* **Exercise requirements**: Without the pictures, retype each line below exactly as it stands.

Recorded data
###

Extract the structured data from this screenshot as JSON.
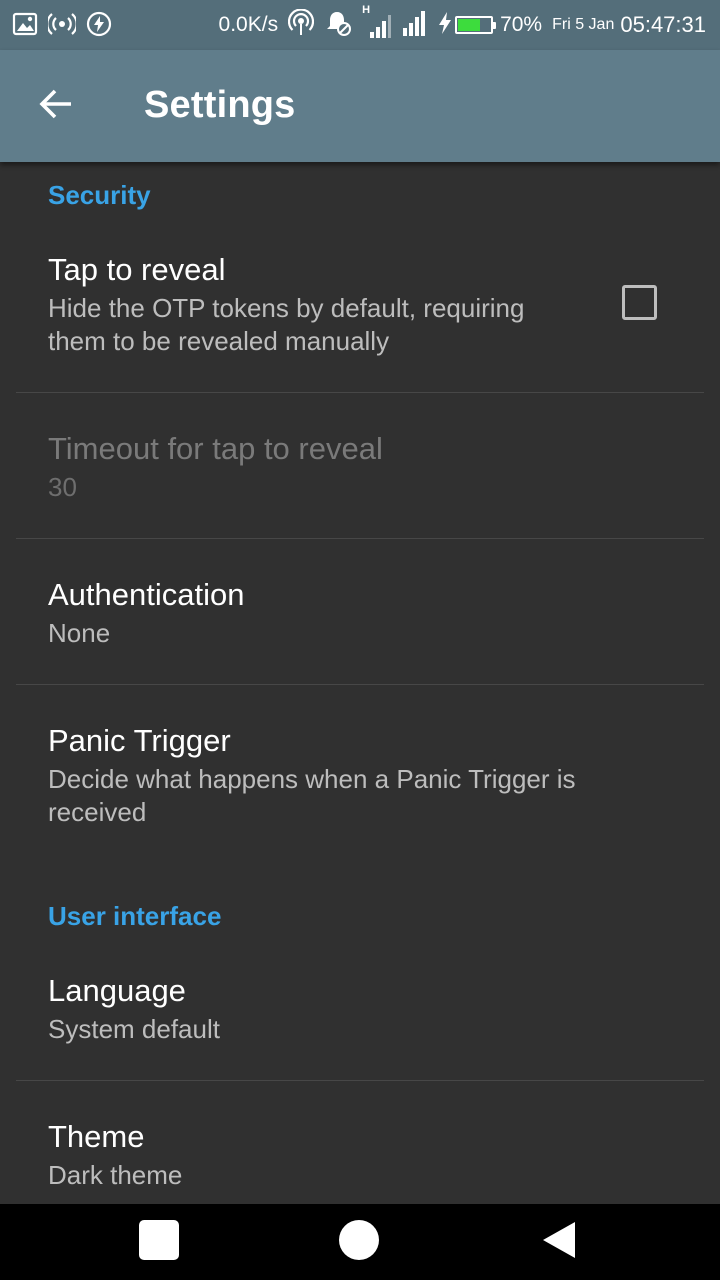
{
  "status_bar": {
    "network_speed": "0.0K/s",
    "network_type": "H",
    "battery_percent": "70%",
    "battery_level": 0.7,
    "date": "Fri 5 Jan",
    "time": "05:47:31"
  },
  "app_bar": {
    "title": "Settings",
    "back_icon": "arrow-back-icon"
  },
  "sections": {
    "security": {
      "header": "Security",
      "tap_to_reveal": {
        "title": "Tap to reveal",
        "summary": "Hide the OTP tokens by default, requiring them to be revealed manually",
        "checked": false
      },
      "timeout": {
        "title": "Timeout for tap to reveal",
        "value": "30",
        "enabled": false
      },
      "authentication": {
        "title": "Authentication",
        "value": "None"
      },
      "panic_trigger": {
        "title": "Panic Trigger",
        "summary": "Decide what happens when a Panic Trigger is received"
      }
    },
    "user_interface": {
      "header": "User interface",
      "language": {
        "title": "Language",
        "value": "System default"
      },
      "theme": {
        "title": "Theme",
        "value": "Dark theme"
      }
    }
  },
  "nav_bar": {
    "recents_icon": "square-recents-icon",
    "home_icon": "circle-home-icon",
    "back_icon": "triangle-back-icon"
  },
  "colors": {
    "status_bar": "#546e7a",
    "app_bar": "#607d8b",
    "background": "#303030",
    "accent": "#39a3e6",
    "battery_fill": "#3ddc3d"
  }
}
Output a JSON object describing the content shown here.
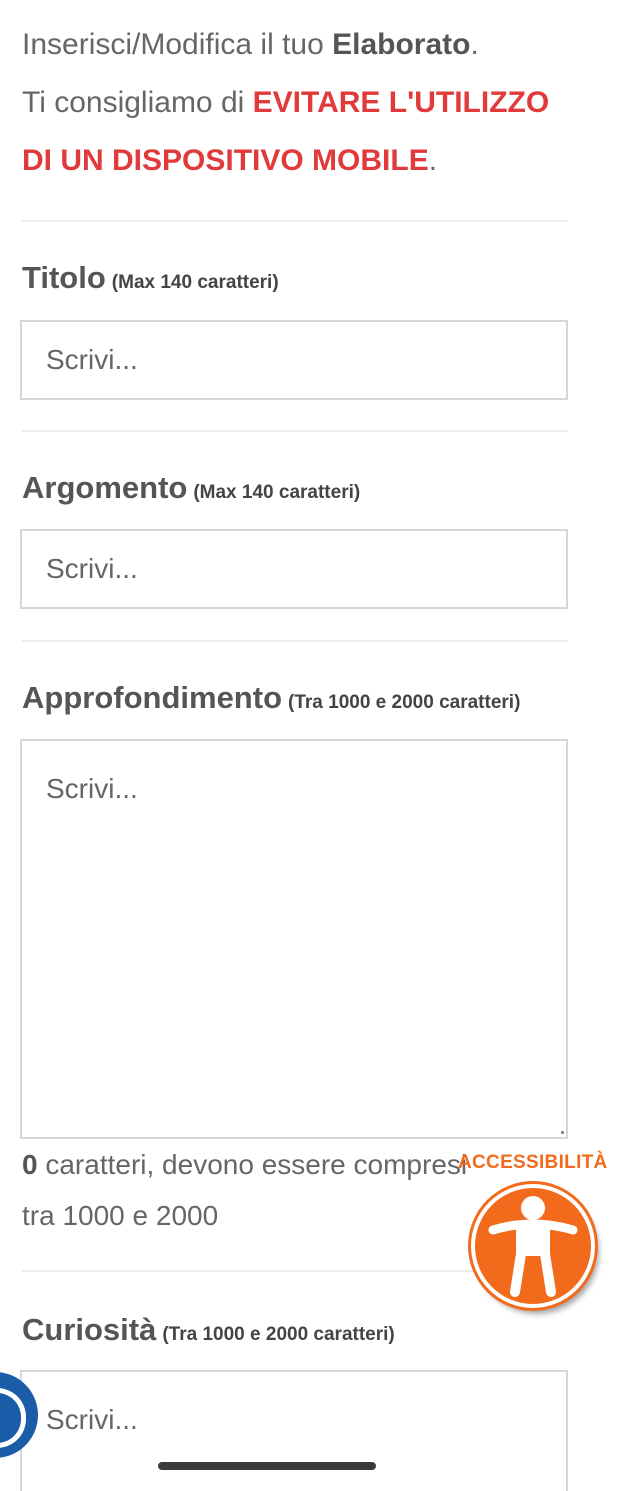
{
  "intro": {
    "line1_prefix": "Inserisci/Modifica il tuo ",
    "line1_bold": "Elaborato",
    "line1_suffix": ".",
    "line2_prefix": "Ti consigliamo di ",
    "line2_red": "EVITARE L'UTILIZZO",
    "line3_red": "DI UN DISPOSITIVO MOBILE",
    "line3_suffix": "."
  },
  "fields": {
    "titolo": {
      "label": "Titolo",
      "hint": "(Max 140 caratteri)",
      "placeholder": "Scrivi..."
    },
    "argomento": {
      "label": "Argomento",
      "hint": "(Max 140 caratteri)",
      "placeholder": "Scrivi..."
    },
    "approfondimento": {
      "label": "Approfondimento",
      "hint": "(Tra 1000 e 2000 caratteri)",
      "placeholder": "Scrivi...",
      "counter_value": "0",
      "counter_text_line1": " caratteri, devono essere compresi",
      "counter_text_line2": "tra 1000 e 2000"
    },
    "curiosita": {
      "label": "Curiosità",
      "hint": "(Tra 1000 e 2000 caratteri)",
      "placeholder": "Scrivi..."
    }
  },
  "accessibility": {
    "label": "ACCESSIBILITÀ",
    "icon": "accessibility-person-icon"
  },
  "colors": {
    "accent_red": "#e03a3a",
    "accessibility_orange": "#f26a1b",
    "badge_blue": "#1a5ca8"
  }
}
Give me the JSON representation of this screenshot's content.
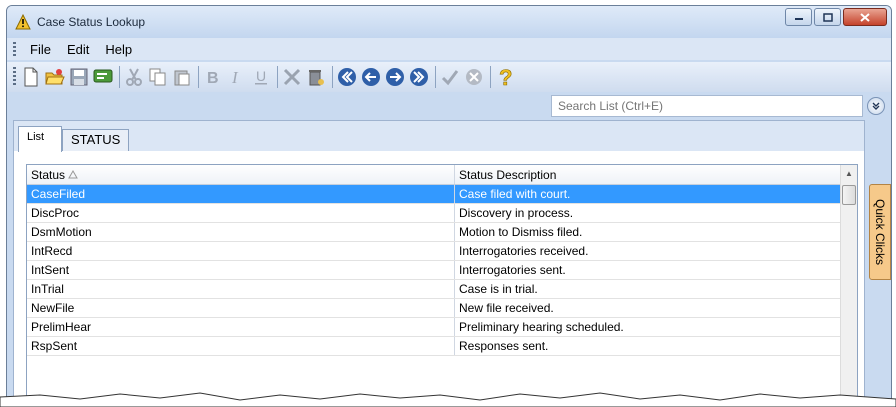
{
  "window": {
    "title": "Case Status Lookup"
  },
  "menu": {
    "items": [
      "File",
      "Edit",
      "Help"
    ]
  },
  "toolbar": {
    "buttons": [
      "new-icon",
      "open-icon",
      "save-icon",
      "comment-icon",
      "cut-icon",
      "copy-icon",
      "paste-icon",
      "bold-icon",
      "italic-icon",
      "underline-icon",
      "tools-icon",
      "delete-icon",
      "first-record-icon",
      "previous-record-icon",
      "next-record-icon",
      "last-record-icon",
      "check-icon",
      "cancel-icon",
      "help-icon"
    ]
  },
  "search": {
    "placeholder": "Search List (Ctrl+E)"
  },
  "tabs": {
    "list": "List",
    "status": "STATUS"
  },
  "grid": {
    "headers": {
      "status": "Status",
      "description": "Status Description"
    },
    "rows": [
      {
        "status": "CaseFiled",
        "description": "Case filed with court."
      },
      {
        "status": "DiscProc",
        "description": "Discovery in process."
      },
      {
        "status": "DsmMotion",
        "description": "Motion to Dismiss filed."
      },
      {
        "status": "IntRecd",
        "description": "Interrogatories received."
      },
      {
        "status": "IntSent",
        "description": "Interrogatories sent."
      },
      {
        "status": "InTrial",
        "description": "Case is in trial."
      },
      {
        "status": "NewFile",
        "description": "New file received."
      },
      {
        "status": "PrelimHear",
        "description": "Preliminary hearing scheduled."
      },
      {
        "status": "RspSent",
        "description": "Responses sent."
      }
    ],
    "selected_index": 0
  },
  "side_panel": {
    "label": "Quick Clicks"
  },
  "colors": {
    "selection": "#3399ff",
    "accent": "#c9daf0",
    "quick_clicks": "#f6c98a"
  }
}
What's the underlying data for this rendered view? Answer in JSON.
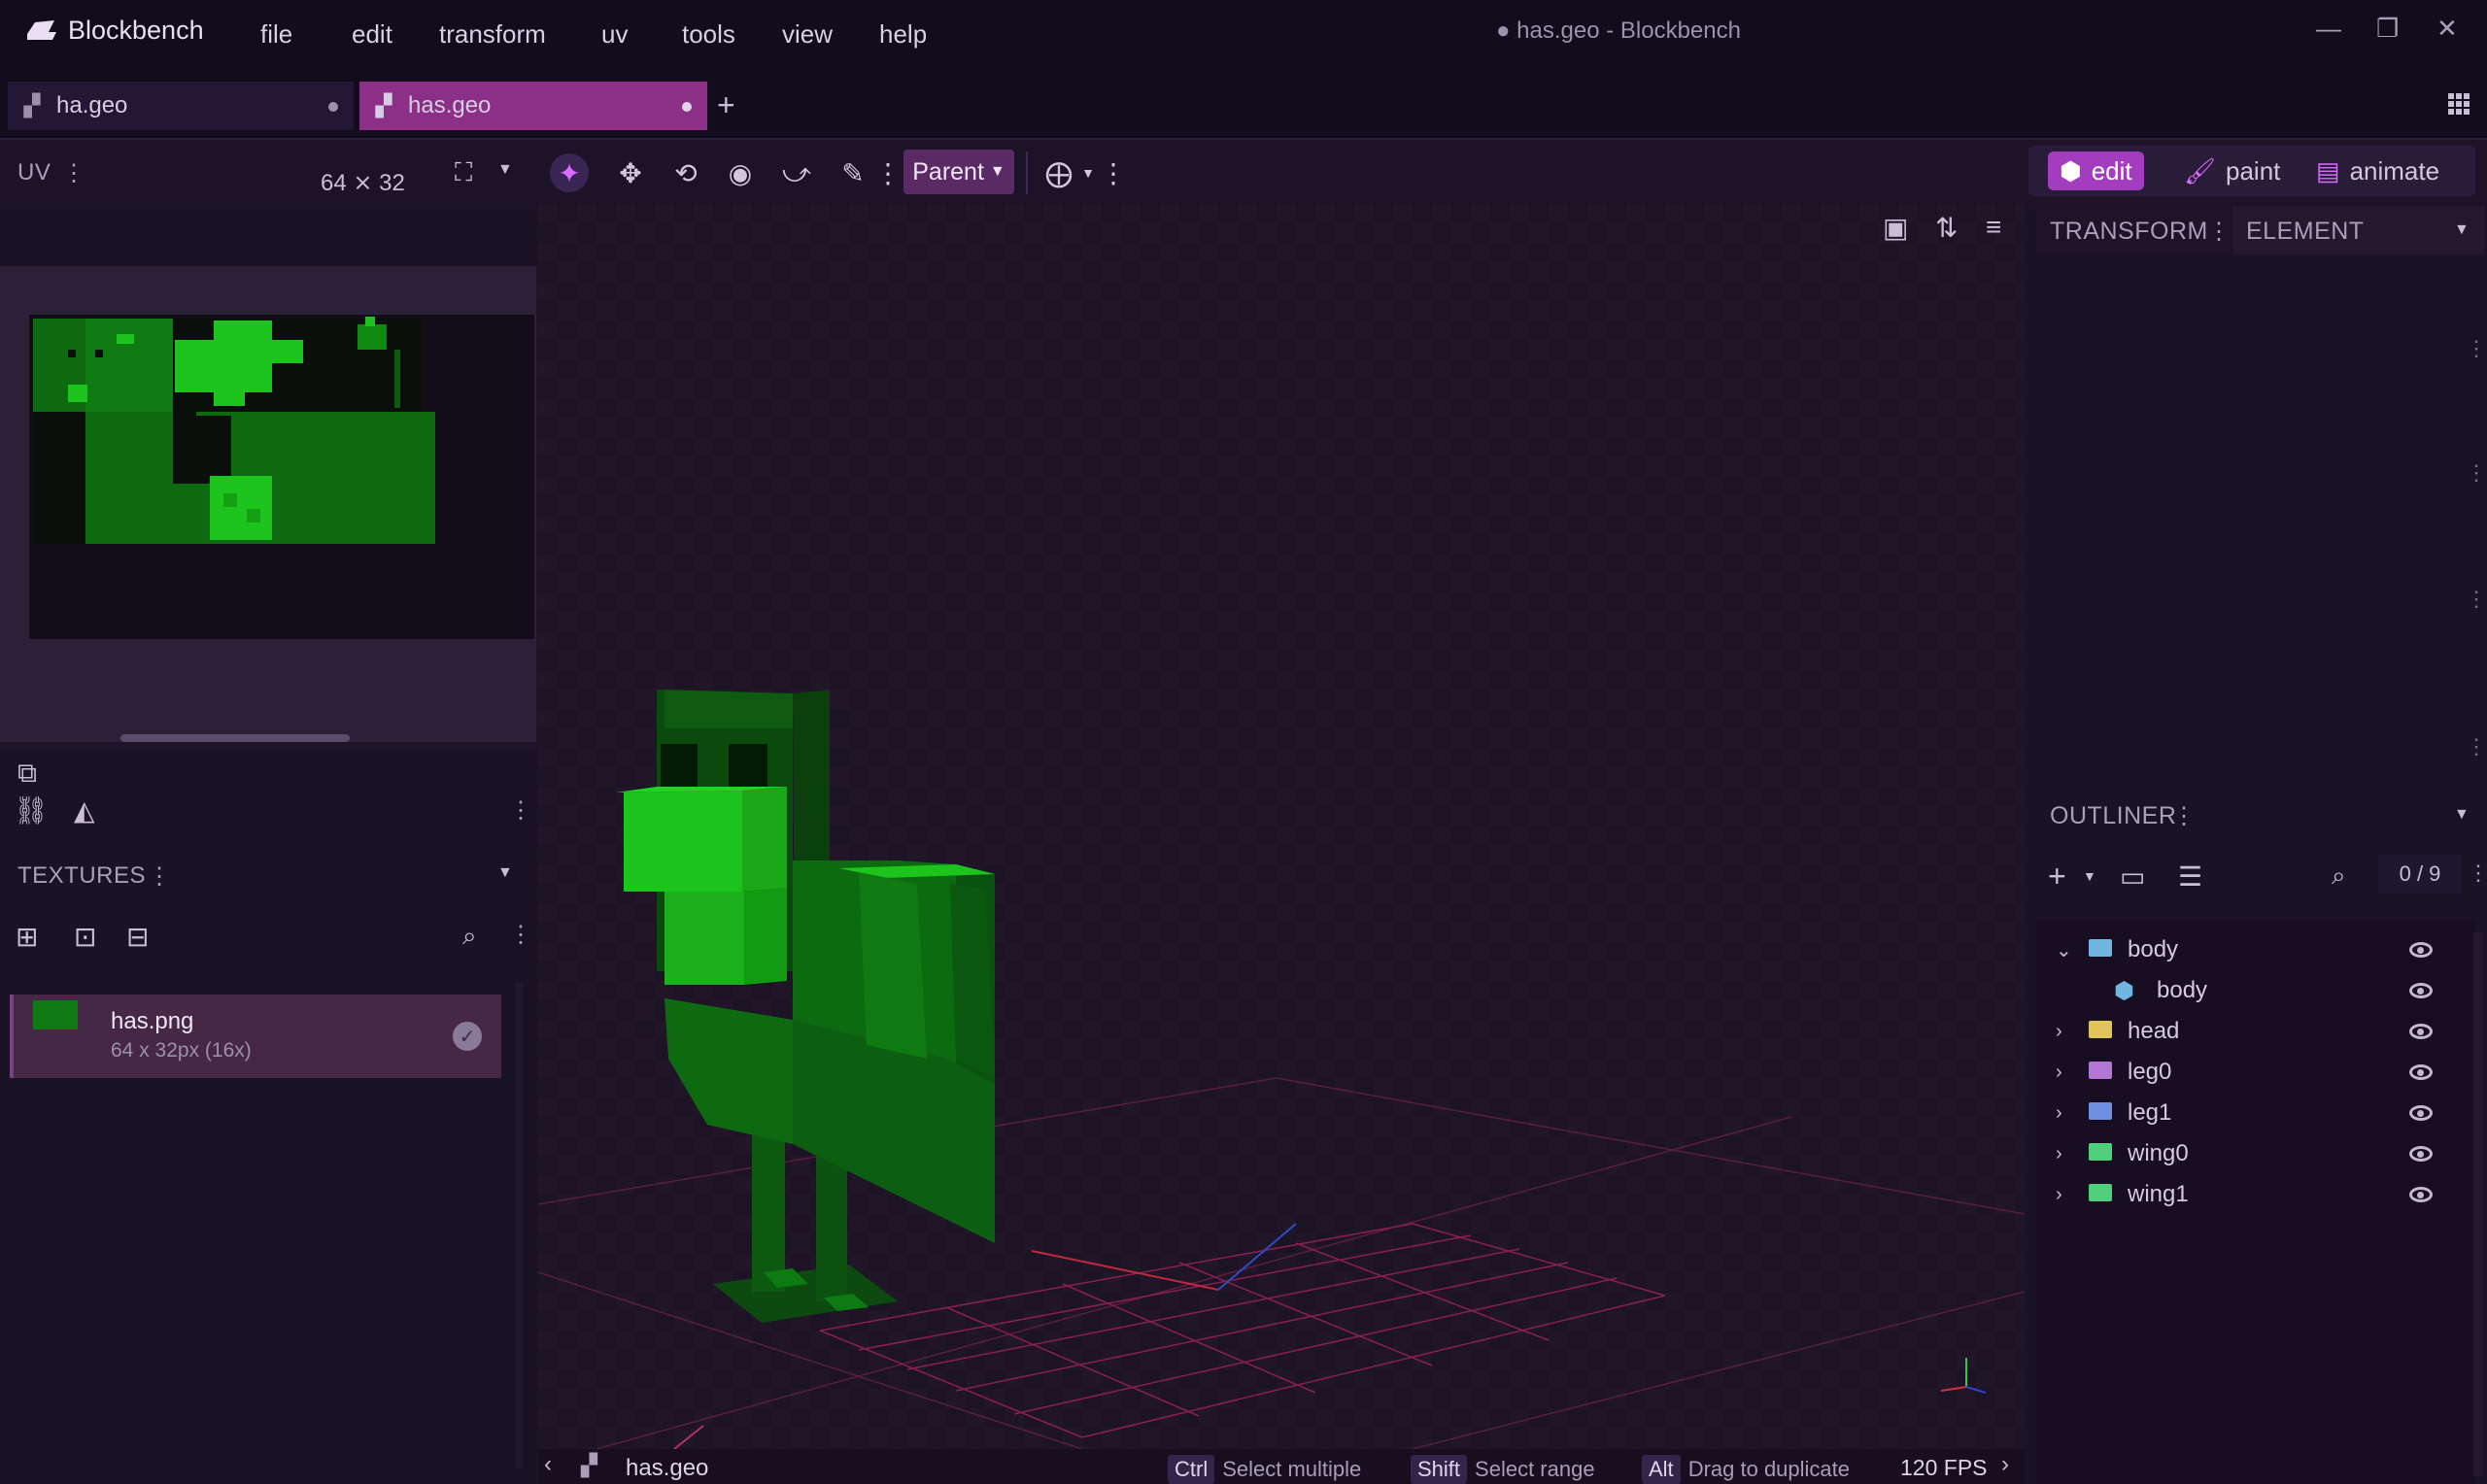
{
  "app": {
    "name": "Blockbench",
    "window_title": "● has.geo - Blockbench"
  },
  "menu": [
    "file",
    "edit",
    "transform",
    "uv",
    "tools",
    "view",
    "help"
  ],
  "tabs": [
    {
      "label": "ha.geo",
      "active": false
    },
    {
      "label": "has.geo",
      "active": true
    }
  ],
  "toolbar": {
    "pivot_mode": "Parent"
  },
  "modes": [
    {
      "label": "edit",
      "active": true
    },
    {
      "label": "paint",
      "active": false
    },
    {
      "label": "animate",
      "active": false
    }
  ],
  "uv_panel": {
    "title": "UV",
    "size": "64 ⨯ 32"
  },
  "textures_panel": {
    "title": "TEXTURES",
    "items": [
      {
        "name": "has.png",
        "info": "64 x 32px (16x)"
      }
    ]
  },
  "right_panel": {
    "tabs": [
      "TRANSFORM",
      "ELEMENT"
    ],
    "outliner_title": "OUTLINER",
    "counter": "0 / 9",
    "items": [
      {
        "label": "body",
        "type": "group",
        "expanded": true,
        "color": "#6fb6e0",
        "indent": 0
      },
      {
        "label": "body",
        "type": "cube",
        "color": "#6fb6e0",
        "indent": 1
      },
      {
        "label": "head",
        "type": "group",
        "expanded": false,
        "color": "#e2c45c",
        "indent": 0
      },
      {
        "label": "leg0",
        "type": "group",
        "expanded": false,
        "color": "#b277d4",
        "indent": 0
      },
      {
        "label": "leg1",
        "type": "group",
        "expanded": false,
        "color": "#6f8fe0",
        "indent": 0
      },
      {
        "label": "wing0",
        "type": "group",
        "expanded": false,
        "color": "#4fcf7a",
        "indent": 0
      },
      {
        "label": "wing1",
        "type": "group",
        "expanded": false,
        "color": "#4fcf7a",
        "indent": 0
      }
    ]
  },
  "statusbar": {
    "file": "has.geo",
    "hints": [
      {
        "key": "Ctrl",
        "text": "Select multiple"
      },
      {
        "key": "Shift",
        "text": "Select range"
      },
      {
        "key": "Alt",
        "text": "Drag to duplicate"
      }
    ],
    "fps": "120 FPS"
  },
  "colors": {
    "accent": "#a43cc0",
    "background": "#1a1226",
    "model_green": "#0e7a10"
  }
}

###

* **Response for this exercise**:
Extract the structured data from this screenshot as JSON.
{
  "status_bar": {
    "network_speed": "0.0K/s",
    "network_type": "H",
    "battery_percent": "70%",
    "battery_level": 0.7,
    "date": "Fri 5 Jan",
    "time": "05:47:31"
  },
  "app_bar": {
    "title": "Settings",
    "back_icon": "arrow-back-icon"
  },
  "sections": {
    "security": {
      "header": "Security",
      "tap_to_reveal": {
        "title": "Tap to reveal",
        "summary": "Hide the OTP tokens by default, requiring them to be revealed manually",
        "checked": false
      },
      "timeout": {
        "title": "Timeout for tap to reveal",
        "value": "30",
        "enabled": false
      },
      "authentication": {
        "title": "Authentication",
        "value": "None"
      },
      "panic_trigger": {
        "title": "Panic Trigger",
        "summary": "Decide what happens when a Panic Trigger is received"
      }
    },
    "user_interface": {
      "header": "User interface",
      "language": {
        "title": "Language",
        "value": "System default"
      },
      "theme": {
        "title": "Theme",
        "value": "Dark theme"
      }
    }
  },
  "nav_bar": {
    "recents_icon": "square-recents-icon",
    "home_icon": "circle-home-icon",
    "back_icon": "triangle-back-icon"
  },
  "colors": {
    "status_bar": "#546e7a",
    "app_bar": "#607d8b",
    "background": "#303030",
    "accent": "#39a3e6",
    "battery_fill": "#3ddc3d"
  }
}
Output a JSON object describing the content shown here.
{
  "intro": {
    "line1_prefix": "Inserisci/Modifica il tuo ",
    "line1_bold": "Elaborato",
    "line1_suffix": ".",
    "line2_prefix": "Ti consigliamo di ",
    "line2_red": "EVITARE L'UTILIZZO",
    "line3_red": "DI UN DISPOSITIVO MOBILE",
    "line3_suffix": "."
  },
  "fields": {
    "titolo": {
      "label": "Titolo",
      "hint": "(Max 140 caratteri)",
      "placeholder": "Scrivi..."
    },
    "argomento": {
      "label": "Argomento",
      "hint": "(Max 140 caratteri)",
      "placeholder": "Scrivi..."
    },
    "approfondimento": {
      "label": "Approfondimento",
      "hint": "(Tra 1000 e 2000 caratteri)",
      "placeholder": "Scrivi...",
      "counter_value": "0",
      "counter_text_line1": " caratteri, devono essere compresi",
      "counter_text_line2": "tra 1000 e 2000"
    },
    "curiosita": {
      "label": "Curiosità",
      "hint": "(Tra 1000 e 2000 caratteri)",
      "placeholder": "Scrivi..."
    }
  },
  "accessibility": {
    "label": "ACCESSIBILITÀ",
    "icon": "accessibility-person-icon"
  },
  "colors": {
    "accent_red": "#e03a3a",
    "accessibility_orange": "#f26a1b",
    "badge_blue": "#1a5ca8"
  }
}
Give me the JSON representation of this screenshot's content.
{
  "window": {
    "title": "Case Status Lookup"
  },
  "menu": {
    "items": [
      "File",
      "Edit",
      "Help"
    ]
  },
  "toolbar": {
    "buttons": [
      "new-icon",
      "open-icon",
      "save-icon",
      "comment-icon",
      "cut-icon",
      "copy-icon",
      "paste-icon",
      "bold-icon",
      "italic-icon",
      "underline-icon",
      "tools-icon",
      "delete-icon",
      "first-record-icon",
      "previous-record-icon",
      "next-record-icon",
      "last-record-icon",
      "check-icon",
      "cancel-icon",
      "help-icon"
    ]
  },
  "search": {
    "placeholder": "Search List (Ctrl+E)"
  },
  "tabs": {
    "list": "List",
    "status": "STATUS"
  },
  "grid": {
    "headers": {
      "status": "Status",
      "description": "Status Description"
    },
    "rows": [
      {
        "status": "CaseFiled",
        "description": "Case filed with court."
      },
      {
        "status": "DiscProc",
        "description": "Discovery in process."
      },
      {
        "status": "DsmMotion",
        "description": "Motion to Dismiss filed."
      },
      {
        "status": "IntRecd",
        "description": "Interrogatories received."
      },
      {
        "status": "IntSent",
        "description": "Interrogatories sent."
      },
      {
        "status": "InTrial",
        "description": "Case is in trial."
      },
      {
        "status": "NewFile",
        "description": "New file received."
      },
      {
        "status": "PrelimHear",
        "description": "Preliminary hearing scheduled."
      },
      {
        "status": "RspSent",
        "description": "Responses sent."
      }
    ],
    "selected_index": 0
  },
  "side_panel": {
    "label": "Quick Clicks"
  },
  "colors": {
    "selection": "#3399ff",
    "accent": "#c9daf0",
    "quick_clicks": "#f6c98a"
  }
}
What's the underlying data for this rendered view? Answer in JSON.
{
  "app": {
    "name": "Blockbench",
    "window_title": "● has.geo - Blockbench"
  },
  "menu": [
    "file",
    "edit",
    "transform",
    "uv",
    "tools",
    "view",
    "help"
  ],
  "tabs": [
    {
      "label": "ha.geo",
      "active": false
    },
    {
      "label": "has.geo",
      "active": true
    }
  ],
  "toolbar": {
    "pivot_mode": "Parent"
  },
  "modes": [
    {
      "label": "edit",
      "active": true
    },
    {
      "label": "paint",
      "active": false
    },
    {
      "label": "animate",
      "active": false
    }
  ],
  "uv_panel": {
    "title": "UV",
    "size": "64 ⨯ 32"
  },
  "textures_panel": {
    "title": "TEXTURES",
    "items": [
      {
        "name": "has.png",
        "info": "64 x 32px (16x)"
      }
    ]
  },
  "right_panel": {
    "tabs": [
      "TRANSFORM",
      "ELEMENT"
    ],
    "outliner_title": "OUTLINER",
    "counter": "0 / 9",
    "items": [
      {
        "label": "body",
        "type": "group",
        "expanded": true,
        "color": "#6fb6e0",
        "indent": 0
      },
      {
        "label": "body",
        "type": "cube",
        "color": "#6fb6e0",
        "indent": 1
      },
      {
        "label": "head",
        "type": "group",
        "expanded": false,
        "color": "#e2c45c",
        "indent": 0
      },
      {
        "label": "leg0",
        "type": "group",
        "expanded": false,
        "color": "#b277d4",
        "indent": 0
      },
      {
        "label": "leg1",
        "type": "group",
        "expanded": false,
        "color": "#6f8fe0",
        "indent": 0
      },
      {
        "label": "wing0",
        "type": "group",
        "expanded": false,
        "color": "#4fcf7a",
        "indent": 0
      },
      {
        "label": "wing1",
        "type": "group",
        "expanded": false,
        "color": "#4fcf7a",
        "indent": 0
      }
    ]
  },
  "statusbar": {
    "file": "has.geo",
    "hints": [
      {
        "key": "Ctrl",
        "text": "Select multiple"
      },
      {
        "key": "Shift",
        "text": "Select range"
      },
      {
        "key": "Alt",
        "text": "Drag to duplicate"
      }
    ],
    "fps": "120 FPS"
  },
  "colors": {
    "accent": "#a43cc0",
    "background": "#1a1226",
    "model_green": "#0e7a10"
  }
}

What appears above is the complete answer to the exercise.